alankessler
5 years ago

Fantastic news!

Alex Reedin
Alex Reedin
5 years ago

I wrote the project manager at gabriel.graff@portlandoregon.gov to suggest that the pro-time parking not start until 10AM. Unlike the similar pro-time parking on SE Hawthorne east of Grand, which starts at 9AM. Often people park there starting around 8:45 – and, the fact is that Portland’s rush hour lasts past 9AM now. Bus passengers who might already be running late to work shouldn’t be further delayed by the end of the bus lane they were counting on.

rick
rick
5 years ago
Reply to  Alex Reedin

Yes.

MaxD
MaxD
5 years ago

This a smart move. Hopefully it will embolden PBOT to make similar moves around town to improve transit movement and connections for bikes

Adam
5 years ago

Turns out people do want protected cycling infrastructure after all. 😉

Definitely a step in the right direction for PBOT. Though stopping at 12th seems like an odd choice since it won’t connect to any existing bikeway at the east. Connecting to 16th would be better.

David Hampsten
David Hampsten
5 years ago
Reply to  Adam

I don’t disagree, but I think the reason PBOT stopped at 12th is that the boundary for “Central City” ends there.

Art fuldodger
Art fuldodger
5 years ago
Reply to  David Hampsten

Curb-to-curb dimension of Morrison changes drastically at 12th.

Kiel Johnson / Go By Bike

Only 5.9% of people do not support this? I think the massive amount of support for this shows that people have a much higher demand for quality bike infrastructure then our city is currently providing.

John Liu
John Liu
5 years ago

Is anything being done to make Morrison easier for pedestrians to cross?

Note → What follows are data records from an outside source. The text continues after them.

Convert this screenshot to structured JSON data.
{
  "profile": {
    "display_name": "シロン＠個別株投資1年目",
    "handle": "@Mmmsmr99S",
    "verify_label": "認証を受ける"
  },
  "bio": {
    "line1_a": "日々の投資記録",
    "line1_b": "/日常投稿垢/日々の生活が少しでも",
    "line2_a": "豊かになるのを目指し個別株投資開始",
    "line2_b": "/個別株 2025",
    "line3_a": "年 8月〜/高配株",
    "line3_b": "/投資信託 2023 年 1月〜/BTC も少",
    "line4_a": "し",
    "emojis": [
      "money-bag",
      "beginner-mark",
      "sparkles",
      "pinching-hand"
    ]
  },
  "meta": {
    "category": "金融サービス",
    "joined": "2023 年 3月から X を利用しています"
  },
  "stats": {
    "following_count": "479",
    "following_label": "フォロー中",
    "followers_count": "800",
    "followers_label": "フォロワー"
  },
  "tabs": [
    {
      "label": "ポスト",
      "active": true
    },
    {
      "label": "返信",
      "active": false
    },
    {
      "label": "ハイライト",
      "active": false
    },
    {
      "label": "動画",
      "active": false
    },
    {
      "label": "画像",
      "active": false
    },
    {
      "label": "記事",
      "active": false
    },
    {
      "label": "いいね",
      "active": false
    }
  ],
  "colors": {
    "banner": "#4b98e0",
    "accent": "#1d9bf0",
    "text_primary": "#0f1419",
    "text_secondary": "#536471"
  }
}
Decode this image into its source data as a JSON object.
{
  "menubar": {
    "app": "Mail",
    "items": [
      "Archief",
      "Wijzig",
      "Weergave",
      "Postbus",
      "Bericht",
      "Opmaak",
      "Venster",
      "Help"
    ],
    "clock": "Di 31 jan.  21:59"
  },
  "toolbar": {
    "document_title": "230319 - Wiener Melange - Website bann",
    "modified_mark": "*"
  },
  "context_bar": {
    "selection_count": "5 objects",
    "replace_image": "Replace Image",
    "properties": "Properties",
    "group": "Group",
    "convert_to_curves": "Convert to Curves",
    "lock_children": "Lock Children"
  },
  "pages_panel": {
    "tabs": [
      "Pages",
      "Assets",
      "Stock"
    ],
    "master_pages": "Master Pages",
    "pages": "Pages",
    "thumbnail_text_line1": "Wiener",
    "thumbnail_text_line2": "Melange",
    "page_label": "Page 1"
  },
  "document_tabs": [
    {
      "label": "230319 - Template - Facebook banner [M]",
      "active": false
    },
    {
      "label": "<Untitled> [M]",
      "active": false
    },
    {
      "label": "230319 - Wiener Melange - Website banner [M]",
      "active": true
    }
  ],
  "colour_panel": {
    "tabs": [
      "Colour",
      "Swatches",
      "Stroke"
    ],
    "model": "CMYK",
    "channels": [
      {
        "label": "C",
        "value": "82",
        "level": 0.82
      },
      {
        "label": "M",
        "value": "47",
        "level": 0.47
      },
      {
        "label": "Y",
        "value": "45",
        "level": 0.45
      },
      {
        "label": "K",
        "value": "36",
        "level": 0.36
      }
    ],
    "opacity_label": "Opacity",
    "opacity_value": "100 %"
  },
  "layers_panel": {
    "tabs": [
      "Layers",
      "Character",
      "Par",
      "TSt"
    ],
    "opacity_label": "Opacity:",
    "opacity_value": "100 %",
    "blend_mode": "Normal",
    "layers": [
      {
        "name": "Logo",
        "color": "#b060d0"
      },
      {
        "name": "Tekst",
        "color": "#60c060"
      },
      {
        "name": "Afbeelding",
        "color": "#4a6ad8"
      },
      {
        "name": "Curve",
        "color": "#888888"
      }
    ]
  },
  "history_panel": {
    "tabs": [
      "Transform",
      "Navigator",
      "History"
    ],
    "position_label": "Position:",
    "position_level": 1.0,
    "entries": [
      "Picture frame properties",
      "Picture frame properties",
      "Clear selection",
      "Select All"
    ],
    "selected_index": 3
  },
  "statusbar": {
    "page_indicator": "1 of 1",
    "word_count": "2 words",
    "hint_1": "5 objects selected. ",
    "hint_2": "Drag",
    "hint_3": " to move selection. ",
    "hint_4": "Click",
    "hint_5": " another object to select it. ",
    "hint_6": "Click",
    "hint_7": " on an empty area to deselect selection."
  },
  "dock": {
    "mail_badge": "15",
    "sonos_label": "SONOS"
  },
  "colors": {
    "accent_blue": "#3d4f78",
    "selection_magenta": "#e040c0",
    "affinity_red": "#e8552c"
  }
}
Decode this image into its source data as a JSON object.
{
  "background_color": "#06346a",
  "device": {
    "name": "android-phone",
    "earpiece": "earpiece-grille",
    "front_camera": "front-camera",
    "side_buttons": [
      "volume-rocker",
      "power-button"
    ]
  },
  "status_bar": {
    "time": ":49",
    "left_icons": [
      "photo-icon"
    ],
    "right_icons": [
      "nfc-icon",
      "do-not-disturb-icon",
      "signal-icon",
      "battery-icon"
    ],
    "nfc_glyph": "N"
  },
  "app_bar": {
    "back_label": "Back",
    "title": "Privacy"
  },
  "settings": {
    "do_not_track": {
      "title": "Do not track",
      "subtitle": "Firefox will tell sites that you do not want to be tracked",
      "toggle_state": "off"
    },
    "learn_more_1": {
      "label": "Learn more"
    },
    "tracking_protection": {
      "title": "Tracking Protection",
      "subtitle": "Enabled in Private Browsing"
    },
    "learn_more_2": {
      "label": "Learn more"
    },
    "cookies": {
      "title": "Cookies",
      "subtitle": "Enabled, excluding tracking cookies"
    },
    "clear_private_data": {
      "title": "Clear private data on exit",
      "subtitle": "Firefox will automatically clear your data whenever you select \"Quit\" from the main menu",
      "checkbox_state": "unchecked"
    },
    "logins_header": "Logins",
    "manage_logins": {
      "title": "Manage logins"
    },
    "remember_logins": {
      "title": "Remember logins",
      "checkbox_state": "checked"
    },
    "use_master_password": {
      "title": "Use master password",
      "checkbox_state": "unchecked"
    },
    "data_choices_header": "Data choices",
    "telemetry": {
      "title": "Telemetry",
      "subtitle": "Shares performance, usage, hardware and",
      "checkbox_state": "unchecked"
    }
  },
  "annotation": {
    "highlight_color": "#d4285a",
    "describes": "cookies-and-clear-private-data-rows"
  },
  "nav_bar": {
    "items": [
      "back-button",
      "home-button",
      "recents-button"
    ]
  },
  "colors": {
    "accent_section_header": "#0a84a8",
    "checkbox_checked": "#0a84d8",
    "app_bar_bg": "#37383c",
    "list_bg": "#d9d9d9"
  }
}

That is a wide, daunting street for ped x-ing.

AJ
AJ
5 years ago
Reply to  John Liu

I just made the crossing by foot yesterday (at 8th). Definitely not pleasant; had to get the attention of a driver turning off of 8th onto Morrison who looked ready to gun it into the same gap in traffic we were trying to take advantage of to cross.

Removing the EB lane will help a lot, but one thing I’d love to see is curb extensions into the parking area on the south side of the street on every corner. 10 feet doesn’t sound like a lot, but it gets you out into the view of drivers, and is a meaningful reduction in the distance you need to cross on asphalt. Add in the protected bike lane (which should generally be easier to cross than the vehicle lanes) and the ped crossing would be in much better shape than today. That said, I’d also want to see a new signal at 9th eventually, I think (with one on Belmont too). That would give every other block a signalized crossing in this stretch.

Maybe there’s more that can be done, too. I would certainly welcome it!

Mark Smith
Mark Smith
5 years ago

Still too many car lanes. Two tops.

Peter W
Peter W
5 years ago

I had to do a double-take to even see what the difference was, before and after.

Oh, there’s a bike lane in amongst those five motor lanes? I see it now.

paikiala
paikiala
5 years ago
Reply to  Peter W

Three auto movement lanes, one part time bus lane/part time auto parking lane, and one full time auto parking lane.
Parking lanes aren’t particularly dangerous. Curb extensions in the full time parking lane further shorten the exposed crossing distance.